Neil Wagner, Chad Jenkins, and Marcus Stroman have all been called up from Triple-A Buffalo at one point or another to help out, but none of them have been able to cement a position in the bullpen so far. That’s where Liam Hendriks comes into play. The 25-year-old right-handed pitcher from Perth, Australia was scooped up off of waivers from the Twins last February and has been making a name for himself in the Blue Jays’ organization ever since.
Sep 10, 2013; Minneapolis, MN, USA; Minnesota Twins pitcher Liam Hendriks (62) delivers a pitch during the fourth inning against the Oakland Athletics at Target Field. Mandatory Credit: Brace Hemmelgarn-USA TODAY Sports
Hendriks’ career began when the Twins signed him as a free agent in 2007 for a $170,000 bonus. He did not disappoint stateside, posting a 2.05 ERA, 52 strikeouts over 44 innings for the Rookie Gulf Coast League Twins. He was sidelined for all of the 2008 season as he underwent back surgery, but he returned in 2009 and continued to roll up the ranks – finishing the season in the Class A Midwest League. He then continued on with a very strong 2010 season, where he reached the Class Advanced A Florida State League and posted a 1.93 ERA with 66 strikeouts over 74.2 innings there. In 2011 he began at Double-A New Britain in the Eastern League and again continued to excel. He made the jump up to Triple-A later that same year and, eventually, he even got his first call-up to the big show, where he made four starts for the Twins.

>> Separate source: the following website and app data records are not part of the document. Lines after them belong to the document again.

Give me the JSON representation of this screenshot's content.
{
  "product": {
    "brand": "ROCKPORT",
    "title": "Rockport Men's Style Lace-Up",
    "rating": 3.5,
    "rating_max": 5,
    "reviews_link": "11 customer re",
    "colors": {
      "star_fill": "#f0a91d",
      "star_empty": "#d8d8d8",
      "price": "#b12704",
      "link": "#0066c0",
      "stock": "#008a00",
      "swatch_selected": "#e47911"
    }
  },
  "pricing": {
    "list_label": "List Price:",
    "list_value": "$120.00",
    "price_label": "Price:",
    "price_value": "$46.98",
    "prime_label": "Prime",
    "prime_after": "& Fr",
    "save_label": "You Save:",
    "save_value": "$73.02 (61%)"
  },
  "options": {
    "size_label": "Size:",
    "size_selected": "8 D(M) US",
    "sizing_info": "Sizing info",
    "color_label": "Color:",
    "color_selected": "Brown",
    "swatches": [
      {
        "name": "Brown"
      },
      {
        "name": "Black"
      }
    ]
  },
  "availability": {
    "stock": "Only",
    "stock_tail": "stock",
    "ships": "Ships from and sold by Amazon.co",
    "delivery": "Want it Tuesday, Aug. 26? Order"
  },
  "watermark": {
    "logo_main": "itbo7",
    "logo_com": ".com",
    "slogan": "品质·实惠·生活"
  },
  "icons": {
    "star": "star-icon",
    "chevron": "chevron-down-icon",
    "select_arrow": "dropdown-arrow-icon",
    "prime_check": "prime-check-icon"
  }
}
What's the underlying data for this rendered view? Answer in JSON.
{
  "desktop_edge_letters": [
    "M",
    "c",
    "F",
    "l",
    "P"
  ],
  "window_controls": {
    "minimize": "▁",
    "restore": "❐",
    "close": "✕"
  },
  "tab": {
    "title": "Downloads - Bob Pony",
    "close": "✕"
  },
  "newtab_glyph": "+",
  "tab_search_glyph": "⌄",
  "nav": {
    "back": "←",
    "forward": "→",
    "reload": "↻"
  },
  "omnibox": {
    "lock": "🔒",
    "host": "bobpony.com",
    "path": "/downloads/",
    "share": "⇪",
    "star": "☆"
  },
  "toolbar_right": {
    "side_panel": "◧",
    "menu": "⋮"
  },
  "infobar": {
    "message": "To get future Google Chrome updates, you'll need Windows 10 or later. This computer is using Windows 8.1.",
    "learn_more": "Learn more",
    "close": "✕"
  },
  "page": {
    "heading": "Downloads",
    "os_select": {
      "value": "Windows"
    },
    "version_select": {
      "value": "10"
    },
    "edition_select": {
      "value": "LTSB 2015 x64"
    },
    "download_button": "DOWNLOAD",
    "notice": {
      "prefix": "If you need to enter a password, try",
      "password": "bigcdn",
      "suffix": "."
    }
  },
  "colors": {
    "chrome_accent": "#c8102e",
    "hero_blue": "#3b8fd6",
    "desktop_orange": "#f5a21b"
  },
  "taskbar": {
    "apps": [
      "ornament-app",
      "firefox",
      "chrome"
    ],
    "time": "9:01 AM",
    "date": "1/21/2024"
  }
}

Clearly, Hendriks has an outstanding minor league track record and he has brought that success over to Triple-A Buffalo this season. Over his six starts (and eight total games) for the herd this season, Hendriks has compiled a tidy 1.51 ERA to go along with 33 strikeouts over 41.2 innings. Putting aside the declining strikeout rate, what has been most exceptional about his performance this season has been his ability to limit free passes. Over those 41.2 innings, Hendriks has allowed only two walks, which gives him an insanely low 0.43 BB/9 for the season so far. While that ratio is certainly lower than expected, Hendriks has always been a strike thrower, as is evidenced by his career minor league BB/9 rate of 1.52.
But what kind of stuff does Hendriks bring to the table? John Sickels at Minor League Ball says he is a decently athletic pitcher who obviously excels with his command. His fastball clocks in anywhere between 87-92 MPH, but it sits mainly around 90 MPH and he does not look to overpower anyone with it. Instead, he compliments his strong fastball command with an arsenal of off-speed pitches – a curveball, slider, and changeup. According to John, the changeup is probably his best pitch, but both breaking balls are respectable, and all of his pitches play up due to his superior command.

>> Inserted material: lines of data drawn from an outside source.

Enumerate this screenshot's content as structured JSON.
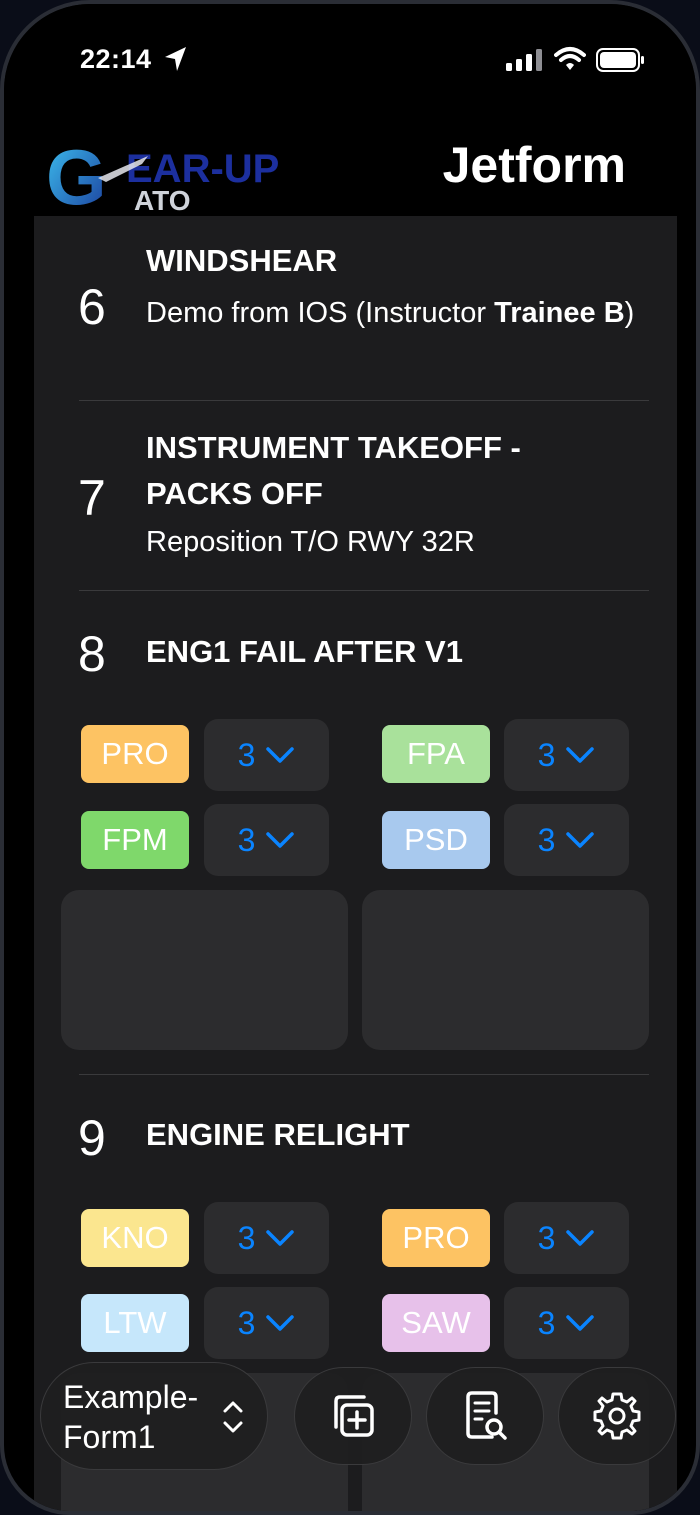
{
  "status_bar": {
    "time": "22:14"
  },
  "header": {
    "logo_text_1": "EAR-UP",
    "logo_text_2": "ATO",
    "logo_letter": "G",
    "title": "Jetform"
  },
  "items": [
    {
      "number": "6",
      "title": "WINDSHEAR",
      "subtitle_plain": "Demo from IOS (Instructor ",
      "subtitle_bold": "Trainee B",
      "subtitle_end": ")"
    },
    {
      "number": "7",
      "title": "INSTRUMENT TAKEOFF - PACKS OFF",
      "subtitle": "Reposition T/O RWY 32R"
    },
    {
      "number": "8",
      "title": "ENG1 FAIL AFTER V1",
      "grades": [
        {
          "code": "PRO",
          "value": "3",
          "color": "#fdc363"
        },
        {
          "code": "FPA",
          "value": "3",
          "color": "#a9e19b"
        },
        {
          "code": "FPM",
          "value": "3",
          "color": "#7fd86b"
        },
        {
          "code": "PSD",
          "value": "3",
          "color": "#a8c9ee"
        }
      ]
    },
    {
      "number": "9",
      "title": "ENGINE RELIGHT",
      "grades": [
        {
          "code": "KNO",
          "value": "3",
          "color": "#fbe68f"
        },
        {
          "code": "PRO",
          "value": "3",
          "color": "#fdc363"
        },
        {
          "code": "LTW",
          "value": "3",
          "color": "#c6e7fb"
        },
        {
          "code": "SAW",
          "value": "3",
          "color": "#e7c1ea"
        }
      ]
    }
  ],
  "toolbar": {
    "form_name": "Example-Form1",
    "icons": [
      "add-copy-icon",
      "document-search-icon",
      "gear-icon"
    ]
  },
  "colors": {
    "accent": "#0a84ff",
    "background": "#1c1c1e",
    "cell": "#2c2c2e"
  }
}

Which leaves me to wonder if Hendriks could be an improvement on any of the other fringe pieces currently in the bullpen. Stroman is obviously going to be given a strong opporunity to stick in the majors so I won’t touch on him as a replacement candidate, but some others certainly have targets on their back. Hendriks ability to limit walks, hits, and homeruns would certainly look good in comparison to some of the outings Esmil Rogers has put together, and his skillset makes him somewhat comparable to Todd Redmond and Jenkins. Although Hendriks has had his own share struggles during his past major league tenures, perhaps now is the time to give him another opportunity. I think a job as a long reliever would be a great spot that could potentially open up for him, but who knows – with the way he has been performing as a starter for Buffalo he could even fit in as a starter for the Blue Jays (à la Aaron Laffey) if their rotation continues to struggle into the coming months.